- A Landlord may recover costs which were not listed on the estimate but within the limits set out in Section 16B (3) of the Housing Act 1985
Requirement to certify or audit Service Charge accounts:
In this case the Lands Tribunal concluded that a failure to meet the contractual requirement of a Lease that a Service Charge demand be certified did not mean that payment of the sums due for the relevant periods could never be due for payment.
Decision by the High Court that the Lease, rather than accounting practice or other considerations, determines the way in which accounts are to be prepared.
Decision by the Lands Tribunal that the LVT had been wrong to assume that the Lease only allowed a single attempt at issuing a contractually valid demand and that, taking account of any relevant provisions in the Lease and statutory restrictions, the Landlord may reissue a valid demand at a later date.
In this case the Upper Tribunal decided an requirement within a Lease to audit accounts at the end of a Service Charge period, was not a precondition for requesting payment of an estimated Service Charge from a Leaseholder. The Upper Tribunal decided that without wording which specifically stated that the auditing of accounts was a precondition of payment then monies could not be withheld on that basis, and that the remedy available to the Leaseholder was to make a counter claim in the County Court for breach of lease.
Information to accompany a Service Charge Demand:
Decision by the Upper Tribunal that the summary of rights and obligation required by Section 21B of the Landlord and Tenant Act 1985 must be sent with any demand for payment of a service charge. In this case the Landlord had sent the summary a number of days after the demand and this was not taken to have met the requirement of the Act.

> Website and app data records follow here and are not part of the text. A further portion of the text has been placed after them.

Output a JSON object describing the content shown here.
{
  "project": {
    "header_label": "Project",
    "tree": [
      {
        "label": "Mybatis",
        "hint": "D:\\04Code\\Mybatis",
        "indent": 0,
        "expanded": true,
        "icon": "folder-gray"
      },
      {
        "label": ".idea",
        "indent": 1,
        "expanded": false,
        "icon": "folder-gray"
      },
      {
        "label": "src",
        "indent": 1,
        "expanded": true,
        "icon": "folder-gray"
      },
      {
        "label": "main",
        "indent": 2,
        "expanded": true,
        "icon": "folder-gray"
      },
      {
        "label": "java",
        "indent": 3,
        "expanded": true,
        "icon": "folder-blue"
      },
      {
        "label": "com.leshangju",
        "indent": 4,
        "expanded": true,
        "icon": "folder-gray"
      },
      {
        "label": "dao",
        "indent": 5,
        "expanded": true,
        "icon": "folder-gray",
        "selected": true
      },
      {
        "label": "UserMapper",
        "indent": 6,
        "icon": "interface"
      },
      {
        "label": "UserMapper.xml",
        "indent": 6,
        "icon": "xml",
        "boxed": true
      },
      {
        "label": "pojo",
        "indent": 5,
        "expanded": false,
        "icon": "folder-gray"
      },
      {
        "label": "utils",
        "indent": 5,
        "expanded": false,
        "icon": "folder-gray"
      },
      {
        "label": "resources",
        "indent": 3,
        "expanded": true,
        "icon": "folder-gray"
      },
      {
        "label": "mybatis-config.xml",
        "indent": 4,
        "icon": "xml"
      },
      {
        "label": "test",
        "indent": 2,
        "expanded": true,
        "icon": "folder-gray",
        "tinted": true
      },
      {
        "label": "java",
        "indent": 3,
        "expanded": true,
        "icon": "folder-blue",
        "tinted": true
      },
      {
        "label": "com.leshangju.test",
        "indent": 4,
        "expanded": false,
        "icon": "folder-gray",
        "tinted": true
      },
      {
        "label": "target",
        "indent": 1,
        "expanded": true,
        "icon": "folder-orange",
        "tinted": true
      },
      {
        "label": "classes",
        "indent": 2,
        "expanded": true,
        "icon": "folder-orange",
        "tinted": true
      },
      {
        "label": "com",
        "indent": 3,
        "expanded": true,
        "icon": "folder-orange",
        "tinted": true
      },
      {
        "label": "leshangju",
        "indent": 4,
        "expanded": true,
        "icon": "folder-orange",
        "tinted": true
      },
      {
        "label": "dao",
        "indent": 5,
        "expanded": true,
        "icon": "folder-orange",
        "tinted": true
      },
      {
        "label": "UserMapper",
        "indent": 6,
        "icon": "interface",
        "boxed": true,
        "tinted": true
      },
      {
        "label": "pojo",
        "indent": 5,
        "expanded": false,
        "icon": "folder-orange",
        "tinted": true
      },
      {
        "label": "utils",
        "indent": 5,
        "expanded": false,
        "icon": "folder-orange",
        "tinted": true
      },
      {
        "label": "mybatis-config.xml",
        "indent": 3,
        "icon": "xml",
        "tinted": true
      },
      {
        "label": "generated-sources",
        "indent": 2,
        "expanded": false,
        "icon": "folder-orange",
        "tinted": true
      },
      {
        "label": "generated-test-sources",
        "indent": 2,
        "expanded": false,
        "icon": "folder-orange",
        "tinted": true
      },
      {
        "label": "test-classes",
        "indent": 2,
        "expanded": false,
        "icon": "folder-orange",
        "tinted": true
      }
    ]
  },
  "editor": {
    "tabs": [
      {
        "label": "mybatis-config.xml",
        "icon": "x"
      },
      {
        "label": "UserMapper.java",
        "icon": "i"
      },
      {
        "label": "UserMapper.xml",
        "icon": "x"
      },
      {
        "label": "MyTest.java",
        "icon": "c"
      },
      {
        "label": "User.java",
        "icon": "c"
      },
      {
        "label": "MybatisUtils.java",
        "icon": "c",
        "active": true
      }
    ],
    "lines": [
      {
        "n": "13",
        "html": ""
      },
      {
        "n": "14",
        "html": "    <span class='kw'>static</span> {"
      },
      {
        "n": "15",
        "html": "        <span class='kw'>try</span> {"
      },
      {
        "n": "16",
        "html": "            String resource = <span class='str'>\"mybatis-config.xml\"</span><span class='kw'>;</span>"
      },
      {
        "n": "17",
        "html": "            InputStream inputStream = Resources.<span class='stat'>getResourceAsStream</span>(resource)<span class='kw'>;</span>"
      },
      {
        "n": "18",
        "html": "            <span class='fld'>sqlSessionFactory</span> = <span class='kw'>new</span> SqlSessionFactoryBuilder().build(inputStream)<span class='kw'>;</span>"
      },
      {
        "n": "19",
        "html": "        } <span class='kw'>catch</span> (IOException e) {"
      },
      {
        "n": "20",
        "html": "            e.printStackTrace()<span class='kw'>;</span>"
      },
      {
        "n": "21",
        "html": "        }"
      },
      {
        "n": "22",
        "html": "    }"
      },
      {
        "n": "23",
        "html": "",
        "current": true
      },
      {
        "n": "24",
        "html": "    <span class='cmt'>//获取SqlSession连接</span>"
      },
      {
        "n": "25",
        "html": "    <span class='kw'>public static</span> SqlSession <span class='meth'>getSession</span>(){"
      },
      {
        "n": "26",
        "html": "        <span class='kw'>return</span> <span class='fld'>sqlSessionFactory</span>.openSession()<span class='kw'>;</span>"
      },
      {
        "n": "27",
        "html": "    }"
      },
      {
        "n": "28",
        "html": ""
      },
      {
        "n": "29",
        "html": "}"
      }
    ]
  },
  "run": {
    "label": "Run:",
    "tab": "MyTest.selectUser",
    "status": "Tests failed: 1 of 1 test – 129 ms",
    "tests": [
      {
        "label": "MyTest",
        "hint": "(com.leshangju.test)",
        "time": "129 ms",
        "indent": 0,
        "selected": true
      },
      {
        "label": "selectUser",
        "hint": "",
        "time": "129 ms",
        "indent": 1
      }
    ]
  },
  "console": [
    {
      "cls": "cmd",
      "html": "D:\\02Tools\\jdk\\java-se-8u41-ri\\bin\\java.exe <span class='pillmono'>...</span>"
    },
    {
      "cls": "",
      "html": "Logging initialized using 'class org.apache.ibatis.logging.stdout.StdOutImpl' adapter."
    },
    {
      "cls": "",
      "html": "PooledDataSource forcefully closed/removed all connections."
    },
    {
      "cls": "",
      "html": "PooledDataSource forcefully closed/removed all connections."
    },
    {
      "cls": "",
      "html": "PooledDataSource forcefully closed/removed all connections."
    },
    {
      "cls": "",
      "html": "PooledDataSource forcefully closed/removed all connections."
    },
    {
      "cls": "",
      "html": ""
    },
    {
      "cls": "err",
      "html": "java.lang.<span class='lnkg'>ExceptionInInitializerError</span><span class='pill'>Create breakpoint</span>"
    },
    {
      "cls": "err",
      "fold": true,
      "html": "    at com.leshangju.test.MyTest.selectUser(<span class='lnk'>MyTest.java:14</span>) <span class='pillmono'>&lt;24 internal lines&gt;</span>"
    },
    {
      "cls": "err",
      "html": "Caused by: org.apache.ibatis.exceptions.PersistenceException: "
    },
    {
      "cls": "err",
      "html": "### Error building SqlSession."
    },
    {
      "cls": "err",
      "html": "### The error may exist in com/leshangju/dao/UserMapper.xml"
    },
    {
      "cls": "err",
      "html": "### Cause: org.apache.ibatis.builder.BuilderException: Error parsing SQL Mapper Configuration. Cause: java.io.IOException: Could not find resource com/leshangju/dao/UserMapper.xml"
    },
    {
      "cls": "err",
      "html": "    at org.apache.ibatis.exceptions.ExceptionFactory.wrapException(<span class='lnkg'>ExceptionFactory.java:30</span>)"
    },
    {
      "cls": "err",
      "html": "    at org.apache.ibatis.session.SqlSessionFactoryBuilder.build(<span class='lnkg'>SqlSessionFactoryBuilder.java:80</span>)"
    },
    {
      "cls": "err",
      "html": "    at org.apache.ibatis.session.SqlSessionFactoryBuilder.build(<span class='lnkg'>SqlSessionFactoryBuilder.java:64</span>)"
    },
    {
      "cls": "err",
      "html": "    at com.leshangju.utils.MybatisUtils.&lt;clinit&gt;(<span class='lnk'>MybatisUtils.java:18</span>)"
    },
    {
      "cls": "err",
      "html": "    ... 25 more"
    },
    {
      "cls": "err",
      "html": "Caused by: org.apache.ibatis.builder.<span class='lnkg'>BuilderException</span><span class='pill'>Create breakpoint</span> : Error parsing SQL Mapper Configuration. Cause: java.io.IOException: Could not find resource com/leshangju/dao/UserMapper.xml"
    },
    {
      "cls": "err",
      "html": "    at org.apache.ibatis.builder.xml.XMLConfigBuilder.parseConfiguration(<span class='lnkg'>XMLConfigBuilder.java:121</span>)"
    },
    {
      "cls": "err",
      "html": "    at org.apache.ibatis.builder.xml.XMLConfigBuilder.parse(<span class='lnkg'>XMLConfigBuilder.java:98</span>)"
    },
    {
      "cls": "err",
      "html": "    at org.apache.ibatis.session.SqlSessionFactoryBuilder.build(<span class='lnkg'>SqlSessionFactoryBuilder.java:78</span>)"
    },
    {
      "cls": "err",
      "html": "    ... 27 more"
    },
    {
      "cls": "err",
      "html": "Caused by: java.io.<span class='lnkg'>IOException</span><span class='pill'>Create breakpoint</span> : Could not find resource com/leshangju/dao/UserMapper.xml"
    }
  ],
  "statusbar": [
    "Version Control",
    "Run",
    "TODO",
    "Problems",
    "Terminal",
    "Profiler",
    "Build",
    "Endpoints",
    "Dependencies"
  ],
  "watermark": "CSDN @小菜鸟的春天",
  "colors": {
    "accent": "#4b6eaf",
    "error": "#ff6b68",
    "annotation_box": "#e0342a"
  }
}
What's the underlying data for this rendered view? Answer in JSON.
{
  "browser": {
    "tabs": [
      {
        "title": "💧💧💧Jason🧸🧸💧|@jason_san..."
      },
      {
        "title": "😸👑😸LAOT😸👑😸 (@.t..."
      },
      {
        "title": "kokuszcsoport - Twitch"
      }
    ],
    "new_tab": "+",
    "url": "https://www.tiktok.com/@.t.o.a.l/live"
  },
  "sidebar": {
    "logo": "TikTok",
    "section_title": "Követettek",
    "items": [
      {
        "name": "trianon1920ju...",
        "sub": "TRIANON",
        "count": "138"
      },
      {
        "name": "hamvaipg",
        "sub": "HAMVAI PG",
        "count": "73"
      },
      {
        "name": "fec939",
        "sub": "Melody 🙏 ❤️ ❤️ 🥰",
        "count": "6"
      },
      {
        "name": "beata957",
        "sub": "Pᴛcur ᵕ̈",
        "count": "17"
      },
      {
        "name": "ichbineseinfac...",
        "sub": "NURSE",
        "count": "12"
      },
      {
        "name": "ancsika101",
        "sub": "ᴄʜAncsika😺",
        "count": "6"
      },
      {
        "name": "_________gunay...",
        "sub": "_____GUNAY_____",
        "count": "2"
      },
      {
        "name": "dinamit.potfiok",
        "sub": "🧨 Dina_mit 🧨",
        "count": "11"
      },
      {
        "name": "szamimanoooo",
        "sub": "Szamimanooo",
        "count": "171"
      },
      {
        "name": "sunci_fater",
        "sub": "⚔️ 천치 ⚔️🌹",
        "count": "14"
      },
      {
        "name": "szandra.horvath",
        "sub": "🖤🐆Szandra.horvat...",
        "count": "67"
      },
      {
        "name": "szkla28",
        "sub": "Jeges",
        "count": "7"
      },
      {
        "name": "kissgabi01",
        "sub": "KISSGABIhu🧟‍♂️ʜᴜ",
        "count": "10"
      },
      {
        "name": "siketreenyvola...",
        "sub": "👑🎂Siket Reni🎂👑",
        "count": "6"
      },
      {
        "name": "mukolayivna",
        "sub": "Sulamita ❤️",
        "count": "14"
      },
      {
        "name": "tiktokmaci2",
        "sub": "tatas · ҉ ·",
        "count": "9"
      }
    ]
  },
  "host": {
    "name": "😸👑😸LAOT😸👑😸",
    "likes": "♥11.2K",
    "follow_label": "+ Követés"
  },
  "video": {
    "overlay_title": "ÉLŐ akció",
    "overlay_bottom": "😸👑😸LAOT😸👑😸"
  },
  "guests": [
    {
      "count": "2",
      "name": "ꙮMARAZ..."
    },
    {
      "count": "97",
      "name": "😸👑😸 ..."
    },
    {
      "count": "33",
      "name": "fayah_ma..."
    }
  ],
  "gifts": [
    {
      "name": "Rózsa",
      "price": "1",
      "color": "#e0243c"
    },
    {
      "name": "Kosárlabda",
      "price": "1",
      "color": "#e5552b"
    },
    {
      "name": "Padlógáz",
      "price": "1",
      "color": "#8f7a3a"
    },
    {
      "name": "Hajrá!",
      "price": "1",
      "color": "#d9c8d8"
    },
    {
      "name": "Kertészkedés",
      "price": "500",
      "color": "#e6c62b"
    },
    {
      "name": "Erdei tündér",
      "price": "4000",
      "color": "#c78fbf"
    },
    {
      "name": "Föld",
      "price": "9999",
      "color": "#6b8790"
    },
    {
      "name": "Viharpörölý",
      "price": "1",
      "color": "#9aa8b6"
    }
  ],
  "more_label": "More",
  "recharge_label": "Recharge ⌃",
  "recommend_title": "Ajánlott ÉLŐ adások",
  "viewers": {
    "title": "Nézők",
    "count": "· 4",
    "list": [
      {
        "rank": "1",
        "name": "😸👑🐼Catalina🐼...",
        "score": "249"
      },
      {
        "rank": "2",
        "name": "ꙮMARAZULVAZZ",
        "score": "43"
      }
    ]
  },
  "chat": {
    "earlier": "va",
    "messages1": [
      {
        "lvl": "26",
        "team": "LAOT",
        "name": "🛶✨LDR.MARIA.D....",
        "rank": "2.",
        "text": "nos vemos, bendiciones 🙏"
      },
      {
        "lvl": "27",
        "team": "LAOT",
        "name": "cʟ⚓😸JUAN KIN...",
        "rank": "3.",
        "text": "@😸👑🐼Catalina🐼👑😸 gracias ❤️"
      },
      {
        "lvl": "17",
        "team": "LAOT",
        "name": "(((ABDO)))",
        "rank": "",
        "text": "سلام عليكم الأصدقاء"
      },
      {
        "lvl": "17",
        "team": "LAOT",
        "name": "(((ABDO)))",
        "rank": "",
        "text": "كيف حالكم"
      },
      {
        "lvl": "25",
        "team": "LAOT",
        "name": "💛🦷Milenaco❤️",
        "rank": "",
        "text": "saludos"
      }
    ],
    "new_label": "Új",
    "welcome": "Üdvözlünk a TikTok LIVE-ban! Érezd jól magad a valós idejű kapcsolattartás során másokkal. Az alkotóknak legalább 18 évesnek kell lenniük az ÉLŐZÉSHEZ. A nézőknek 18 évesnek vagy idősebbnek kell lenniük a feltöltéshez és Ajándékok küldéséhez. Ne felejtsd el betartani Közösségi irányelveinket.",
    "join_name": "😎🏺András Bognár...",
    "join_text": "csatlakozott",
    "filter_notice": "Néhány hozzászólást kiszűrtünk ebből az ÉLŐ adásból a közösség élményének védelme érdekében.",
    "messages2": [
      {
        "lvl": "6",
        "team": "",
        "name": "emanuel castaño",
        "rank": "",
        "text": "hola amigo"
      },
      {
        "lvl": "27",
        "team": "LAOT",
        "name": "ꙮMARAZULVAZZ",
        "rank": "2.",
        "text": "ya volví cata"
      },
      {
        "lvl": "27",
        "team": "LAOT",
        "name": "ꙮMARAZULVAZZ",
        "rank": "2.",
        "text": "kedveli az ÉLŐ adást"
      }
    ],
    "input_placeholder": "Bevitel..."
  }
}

The Upper Tribunal found that payment of a Service Charge demand was not due because the demand did not include the name and address of the Landlord as required by Section 47 of the Landlord and Tenant Act 1987. Where the Landlord’s address is not within England and Wales, the Upper Tribunal concluded that the address must still be given, but an additional address within England and Wales where notices may be served must also be provided.
Decision by the Upper Tribunal that a Landlord may retrospectively comply with statutory provisions, such as Sections 47 and 48 of the Landlord and Tenant Act 1987, by reissuing a further invoice or notification as the situation requires. A distinction is made between demands which are only invalid in respect of statutory provisions, and demands which are contractually invalid, as in the case of Brent LBC v Shulem B Association  EWHC 1663 (Ch).
Decision by the Upper Tribunal that a demand which includes more than one name and address does not satisfy the requirements of Section 47 of the Landlord and Tenant Act 1987 if it does not identify which of those addresses or names is that of the landlord.
Payment of a Service Charge Demand:
A Tribunal’s jurisdiction under Section 27A of the Landlord and Tenant Act 1985 does not permit the Tribunal to use its powers to determine the date upon a Service Charge is due for payment in such a way as it would, in effect, amend or disregard the payment terms stated in the relevant Lease.
Limitation Act 1980
The Upper Tribunal found that an application under section 27A of the Landlord and Tenant Act 1985 in respect of service charges demanded more than 10 years ago was not time barred by the Limitation Act 1980, even though a subsequent restitutionary claim in respect of an overpayment might be.